WORK TASK -
Entries follow. Return each line that contains the word "fontconfig".

Items from an interface collection
--- START ---
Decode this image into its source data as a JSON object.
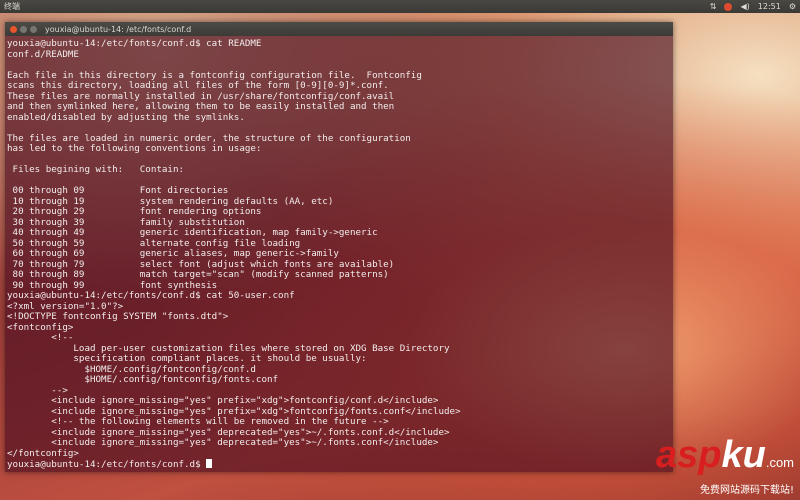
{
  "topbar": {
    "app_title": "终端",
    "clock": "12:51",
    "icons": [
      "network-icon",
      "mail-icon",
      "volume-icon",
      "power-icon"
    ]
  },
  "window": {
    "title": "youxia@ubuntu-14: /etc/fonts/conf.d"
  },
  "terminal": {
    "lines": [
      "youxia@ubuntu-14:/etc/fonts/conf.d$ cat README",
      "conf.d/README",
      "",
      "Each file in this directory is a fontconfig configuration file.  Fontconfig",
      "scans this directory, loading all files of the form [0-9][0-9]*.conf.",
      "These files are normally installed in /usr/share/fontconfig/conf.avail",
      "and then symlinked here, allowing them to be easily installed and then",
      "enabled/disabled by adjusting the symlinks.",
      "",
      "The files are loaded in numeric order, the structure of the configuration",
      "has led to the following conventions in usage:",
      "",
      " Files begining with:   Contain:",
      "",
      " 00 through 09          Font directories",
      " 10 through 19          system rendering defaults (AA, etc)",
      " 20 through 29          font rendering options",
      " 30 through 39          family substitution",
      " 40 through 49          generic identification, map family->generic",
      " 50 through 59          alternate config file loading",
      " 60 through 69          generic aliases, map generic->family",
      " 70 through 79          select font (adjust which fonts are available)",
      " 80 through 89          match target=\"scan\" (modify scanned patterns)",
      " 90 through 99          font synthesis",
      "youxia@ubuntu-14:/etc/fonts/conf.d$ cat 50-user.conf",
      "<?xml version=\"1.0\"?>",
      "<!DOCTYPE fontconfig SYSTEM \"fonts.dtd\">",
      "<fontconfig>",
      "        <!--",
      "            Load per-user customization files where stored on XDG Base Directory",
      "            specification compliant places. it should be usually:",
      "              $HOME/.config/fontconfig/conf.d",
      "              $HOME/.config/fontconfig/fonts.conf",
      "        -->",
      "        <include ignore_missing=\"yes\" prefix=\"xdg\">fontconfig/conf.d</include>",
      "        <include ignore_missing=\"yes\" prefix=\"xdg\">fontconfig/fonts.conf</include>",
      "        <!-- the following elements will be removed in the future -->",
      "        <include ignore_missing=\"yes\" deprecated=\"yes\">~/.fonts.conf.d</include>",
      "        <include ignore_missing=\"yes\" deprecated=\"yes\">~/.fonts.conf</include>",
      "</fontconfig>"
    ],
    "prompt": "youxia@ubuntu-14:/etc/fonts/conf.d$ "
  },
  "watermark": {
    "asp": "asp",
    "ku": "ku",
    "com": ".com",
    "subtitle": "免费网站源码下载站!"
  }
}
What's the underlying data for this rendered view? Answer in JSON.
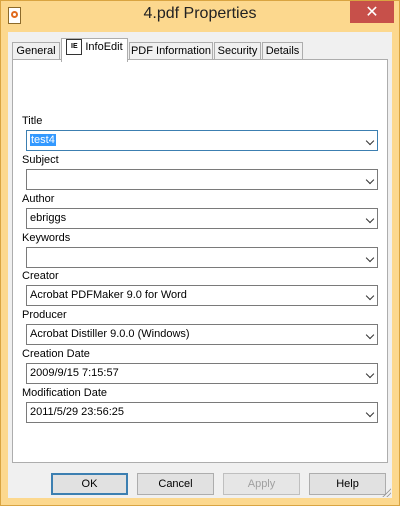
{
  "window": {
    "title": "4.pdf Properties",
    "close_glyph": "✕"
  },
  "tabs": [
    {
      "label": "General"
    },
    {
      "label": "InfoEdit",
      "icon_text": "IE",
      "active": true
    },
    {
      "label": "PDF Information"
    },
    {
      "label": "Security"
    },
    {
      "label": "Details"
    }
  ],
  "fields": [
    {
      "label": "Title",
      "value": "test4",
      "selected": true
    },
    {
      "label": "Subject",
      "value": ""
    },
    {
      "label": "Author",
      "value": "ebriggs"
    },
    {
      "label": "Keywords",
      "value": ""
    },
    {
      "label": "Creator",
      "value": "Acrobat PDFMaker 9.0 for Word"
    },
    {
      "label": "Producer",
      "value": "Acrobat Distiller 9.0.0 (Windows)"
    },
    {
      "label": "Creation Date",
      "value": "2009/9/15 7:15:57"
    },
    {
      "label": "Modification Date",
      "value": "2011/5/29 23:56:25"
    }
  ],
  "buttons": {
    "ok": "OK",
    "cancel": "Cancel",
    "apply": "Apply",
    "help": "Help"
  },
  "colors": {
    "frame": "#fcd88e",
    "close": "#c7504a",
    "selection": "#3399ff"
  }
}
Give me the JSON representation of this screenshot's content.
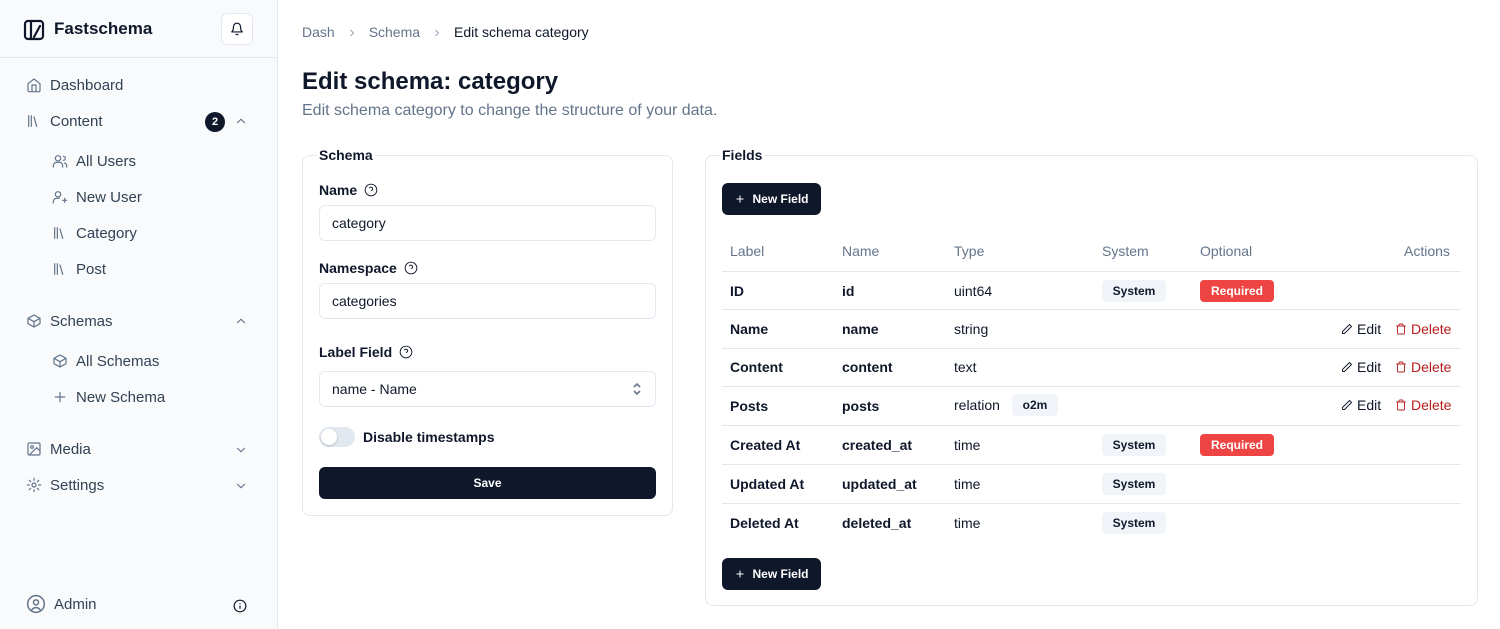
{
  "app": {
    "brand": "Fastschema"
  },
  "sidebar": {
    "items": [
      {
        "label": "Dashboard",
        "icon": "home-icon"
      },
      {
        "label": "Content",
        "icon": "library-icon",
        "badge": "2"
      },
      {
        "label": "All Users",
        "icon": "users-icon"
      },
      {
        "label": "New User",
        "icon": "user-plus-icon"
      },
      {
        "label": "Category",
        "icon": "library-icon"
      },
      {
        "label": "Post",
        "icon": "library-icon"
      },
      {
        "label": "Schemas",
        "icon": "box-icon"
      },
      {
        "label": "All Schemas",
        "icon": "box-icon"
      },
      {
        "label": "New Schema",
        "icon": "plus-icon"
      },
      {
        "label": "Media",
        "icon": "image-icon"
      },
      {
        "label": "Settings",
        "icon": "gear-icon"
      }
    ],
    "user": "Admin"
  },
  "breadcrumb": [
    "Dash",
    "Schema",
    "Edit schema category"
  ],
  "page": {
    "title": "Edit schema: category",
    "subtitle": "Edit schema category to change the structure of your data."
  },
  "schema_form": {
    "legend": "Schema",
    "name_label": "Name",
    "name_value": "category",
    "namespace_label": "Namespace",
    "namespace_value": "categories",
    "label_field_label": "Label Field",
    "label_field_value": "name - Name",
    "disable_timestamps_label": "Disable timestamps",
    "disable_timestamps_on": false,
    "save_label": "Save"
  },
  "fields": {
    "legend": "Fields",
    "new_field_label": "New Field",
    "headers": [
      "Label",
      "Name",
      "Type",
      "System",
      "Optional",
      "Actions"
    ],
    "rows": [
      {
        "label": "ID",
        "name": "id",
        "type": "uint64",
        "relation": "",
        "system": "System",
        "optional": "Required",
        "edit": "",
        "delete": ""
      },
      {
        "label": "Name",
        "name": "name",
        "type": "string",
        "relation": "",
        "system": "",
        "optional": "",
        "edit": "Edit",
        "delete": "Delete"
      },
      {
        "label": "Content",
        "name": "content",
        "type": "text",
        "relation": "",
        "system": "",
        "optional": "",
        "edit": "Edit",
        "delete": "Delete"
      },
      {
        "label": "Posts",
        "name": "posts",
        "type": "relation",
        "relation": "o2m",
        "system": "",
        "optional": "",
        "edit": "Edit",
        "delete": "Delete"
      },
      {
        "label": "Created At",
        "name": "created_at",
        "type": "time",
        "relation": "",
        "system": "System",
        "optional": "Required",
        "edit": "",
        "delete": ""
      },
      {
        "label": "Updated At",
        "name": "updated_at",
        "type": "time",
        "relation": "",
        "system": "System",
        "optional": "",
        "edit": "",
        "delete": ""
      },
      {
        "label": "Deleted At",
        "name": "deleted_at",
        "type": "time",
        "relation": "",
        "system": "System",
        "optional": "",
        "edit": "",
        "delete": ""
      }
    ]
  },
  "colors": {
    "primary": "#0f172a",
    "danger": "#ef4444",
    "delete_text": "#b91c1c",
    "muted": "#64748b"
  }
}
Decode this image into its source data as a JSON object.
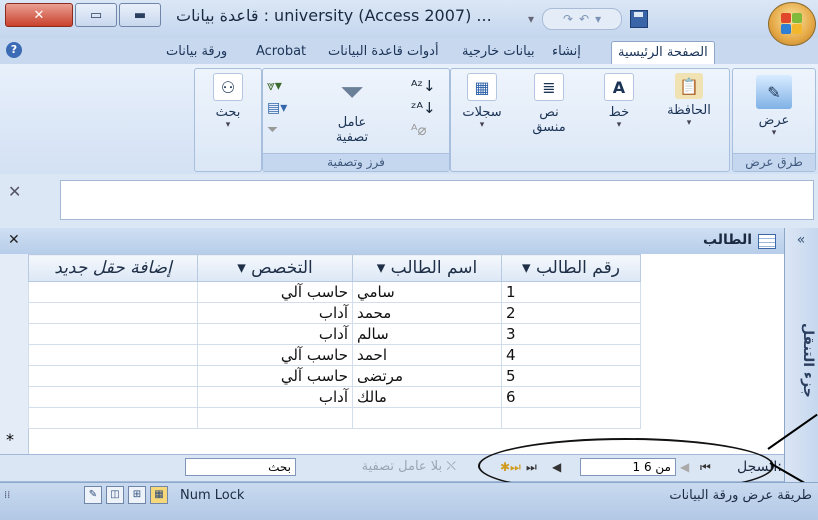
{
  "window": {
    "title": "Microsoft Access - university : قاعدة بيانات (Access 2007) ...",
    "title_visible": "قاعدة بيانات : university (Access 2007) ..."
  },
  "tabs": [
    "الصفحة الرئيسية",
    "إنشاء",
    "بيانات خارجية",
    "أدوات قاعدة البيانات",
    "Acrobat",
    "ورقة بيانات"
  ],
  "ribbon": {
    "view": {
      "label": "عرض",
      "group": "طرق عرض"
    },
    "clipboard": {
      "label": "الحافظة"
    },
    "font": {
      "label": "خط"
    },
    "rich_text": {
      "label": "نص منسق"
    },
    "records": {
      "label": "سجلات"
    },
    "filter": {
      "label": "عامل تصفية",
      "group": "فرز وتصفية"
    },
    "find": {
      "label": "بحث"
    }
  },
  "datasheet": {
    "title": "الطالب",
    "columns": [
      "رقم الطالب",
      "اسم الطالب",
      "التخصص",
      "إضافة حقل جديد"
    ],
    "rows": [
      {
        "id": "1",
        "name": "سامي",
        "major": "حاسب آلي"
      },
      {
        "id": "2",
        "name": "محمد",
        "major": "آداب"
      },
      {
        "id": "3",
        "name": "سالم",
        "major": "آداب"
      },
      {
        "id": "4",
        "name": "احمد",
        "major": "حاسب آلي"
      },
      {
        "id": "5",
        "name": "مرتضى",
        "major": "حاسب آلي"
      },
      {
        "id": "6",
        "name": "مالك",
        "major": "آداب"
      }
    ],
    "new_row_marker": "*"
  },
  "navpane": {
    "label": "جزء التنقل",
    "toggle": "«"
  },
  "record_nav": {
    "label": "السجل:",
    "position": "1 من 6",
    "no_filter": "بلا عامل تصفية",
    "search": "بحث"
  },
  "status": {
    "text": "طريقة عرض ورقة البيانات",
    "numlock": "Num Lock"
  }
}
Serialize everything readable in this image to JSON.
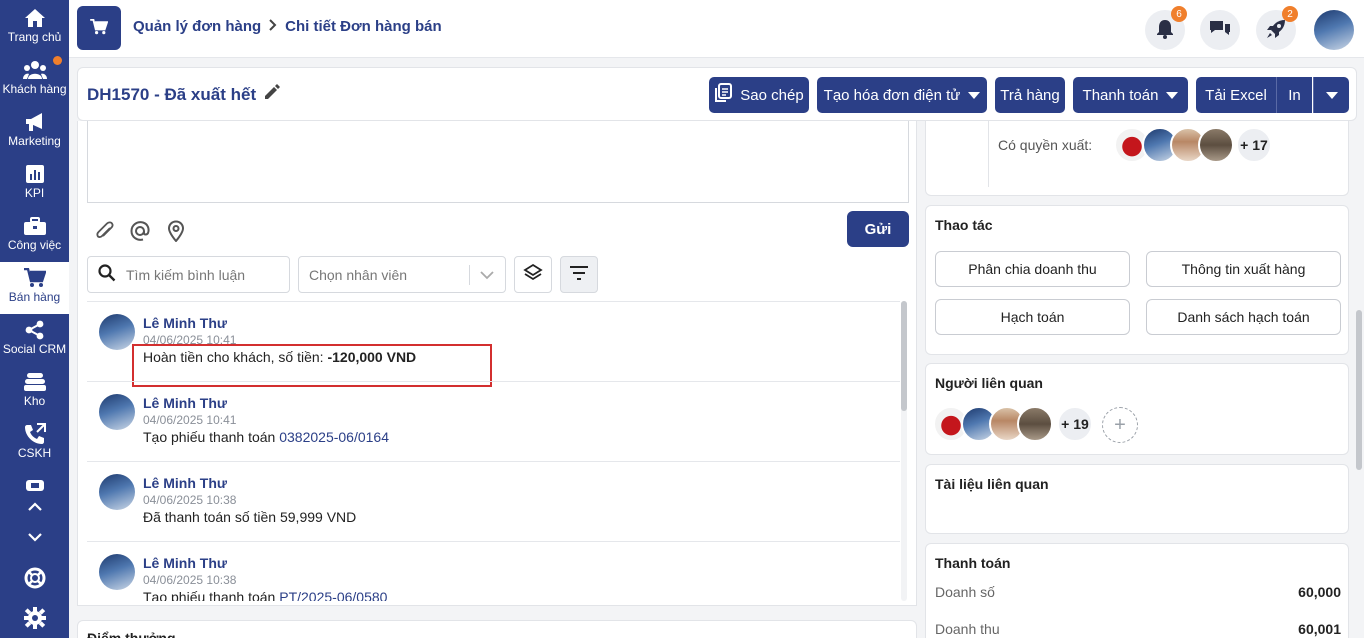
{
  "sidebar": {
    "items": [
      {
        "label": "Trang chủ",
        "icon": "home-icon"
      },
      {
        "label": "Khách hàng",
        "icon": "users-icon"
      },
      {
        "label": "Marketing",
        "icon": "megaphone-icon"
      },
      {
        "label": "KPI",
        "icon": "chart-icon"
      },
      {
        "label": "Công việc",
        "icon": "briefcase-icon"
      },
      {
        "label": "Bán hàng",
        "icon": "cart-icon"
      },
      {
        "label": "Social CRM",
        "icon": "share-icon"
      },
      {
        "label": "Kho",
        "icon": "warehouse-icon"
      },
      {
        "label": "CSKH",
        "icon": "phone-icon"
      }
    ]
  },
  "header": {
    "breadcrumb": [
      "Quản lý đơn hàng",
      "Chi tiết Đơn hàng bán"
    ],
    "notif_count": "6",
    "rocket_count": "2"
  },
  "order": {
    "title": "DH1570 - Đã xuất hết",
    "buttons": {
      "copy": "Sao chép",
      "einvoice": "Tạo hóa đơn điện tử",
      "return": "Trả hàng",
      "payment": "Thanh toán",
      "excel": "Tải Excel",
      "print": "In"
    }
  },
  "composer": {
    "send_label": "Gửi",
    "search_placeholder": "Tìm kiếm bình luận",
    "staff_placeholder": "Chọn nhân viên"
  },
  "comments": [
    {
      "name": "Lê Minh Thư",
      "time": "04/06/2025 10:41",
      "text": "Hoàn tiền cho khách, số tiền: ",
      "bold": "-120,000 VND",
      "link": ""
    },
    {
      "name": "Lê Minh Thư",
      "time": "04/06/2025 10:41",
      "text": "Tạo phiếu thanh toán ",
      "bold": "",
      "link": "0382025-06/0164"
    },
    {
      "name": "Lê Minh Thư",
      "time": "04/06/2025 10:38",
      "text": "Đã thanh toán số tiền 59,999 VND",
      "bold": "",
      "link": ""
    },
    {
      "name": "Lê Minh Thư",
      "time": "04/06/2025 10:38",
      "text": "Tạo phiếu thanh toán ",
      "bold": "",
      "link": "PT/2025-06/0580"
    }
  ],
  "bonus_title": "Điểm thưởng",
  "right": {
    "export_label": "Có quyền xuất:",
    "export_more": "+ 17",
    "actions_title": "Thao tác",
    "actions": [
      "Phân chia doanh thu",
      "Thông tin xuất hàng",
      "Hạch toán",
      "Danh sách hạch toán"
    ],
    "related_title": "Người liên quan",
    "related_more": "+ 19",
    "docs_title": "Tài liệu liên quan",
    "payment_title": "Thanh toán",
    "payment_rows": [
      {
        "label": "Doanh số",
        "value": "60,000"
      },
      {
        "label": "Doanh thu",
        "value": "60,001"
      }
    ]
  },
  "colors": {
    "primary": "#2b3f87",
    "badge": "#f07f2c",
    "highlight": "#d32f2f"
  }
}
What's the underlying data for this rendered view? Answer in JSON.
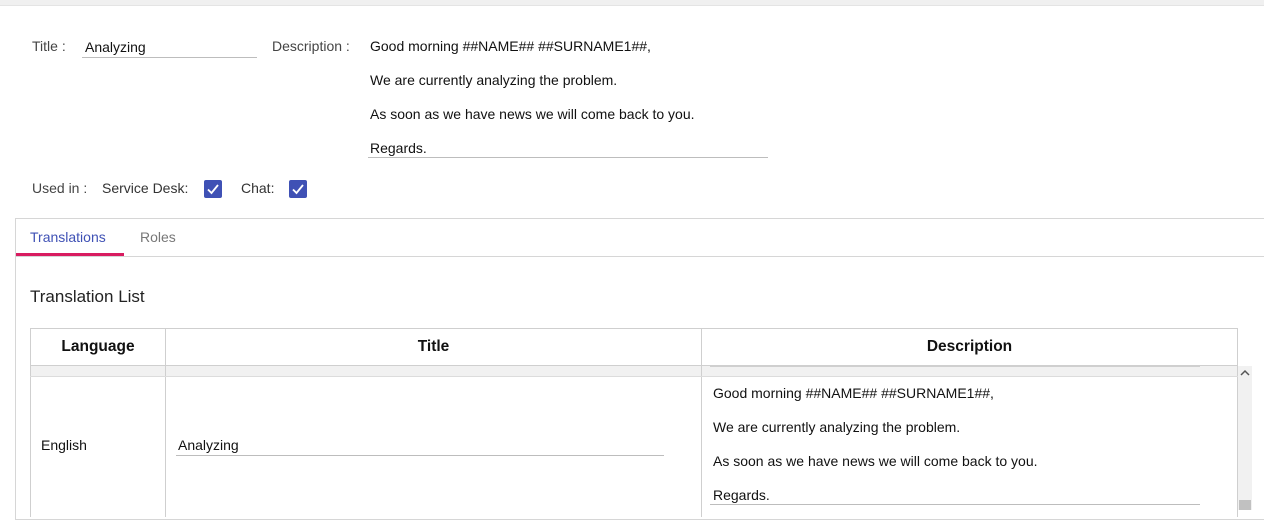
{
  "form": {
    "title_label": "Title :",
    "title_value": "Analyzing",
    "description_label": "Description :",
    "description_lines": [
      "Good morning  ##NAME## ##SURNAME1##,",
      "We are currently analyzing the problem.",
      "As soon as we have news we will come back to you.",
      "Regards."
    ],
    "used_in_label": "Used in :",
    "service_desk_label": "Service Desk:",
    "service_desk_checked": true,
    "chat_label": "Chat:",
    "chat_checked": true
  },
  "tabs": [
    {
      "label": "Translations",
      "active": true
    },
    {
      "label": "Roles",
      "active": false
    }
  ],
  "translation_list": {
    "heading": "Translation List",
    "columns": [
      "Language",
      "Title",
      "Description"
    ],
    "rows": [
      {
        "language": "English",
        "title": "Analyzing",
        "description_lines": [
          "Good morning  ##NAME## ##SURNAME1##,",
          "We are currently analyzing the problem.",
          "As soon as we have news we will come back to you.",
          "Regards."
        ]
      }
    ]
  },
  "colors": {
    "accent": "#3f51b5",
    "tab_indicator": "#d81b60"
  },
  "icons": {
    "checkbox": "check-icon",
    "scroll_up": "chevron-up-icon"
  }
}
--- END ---
TASK RESULT -
      "Each file in this directory is a fontconfig configuration file.  Fontconfig",
      "These files are normally installed in /usr/share/fontconfig/conf.avail",
      "<!DOCTYPE fontconfig SYSTEM \"fonts.dtd\">",
      "<fontconfig>",
      "              $HOME/.config/fontconfig/conf.d",
      "              $HOME/.config/fontconfig/fonts.conf",
      "        <include ignore_missing=\"yes\" prefix=\"xdg\">fontconfig/conf.d</include>",
      "        <include ignore_missing=\"yes\" prefix=\"xdg\">fontconfig/fonts.conf</include>",
      "</fontconfig>"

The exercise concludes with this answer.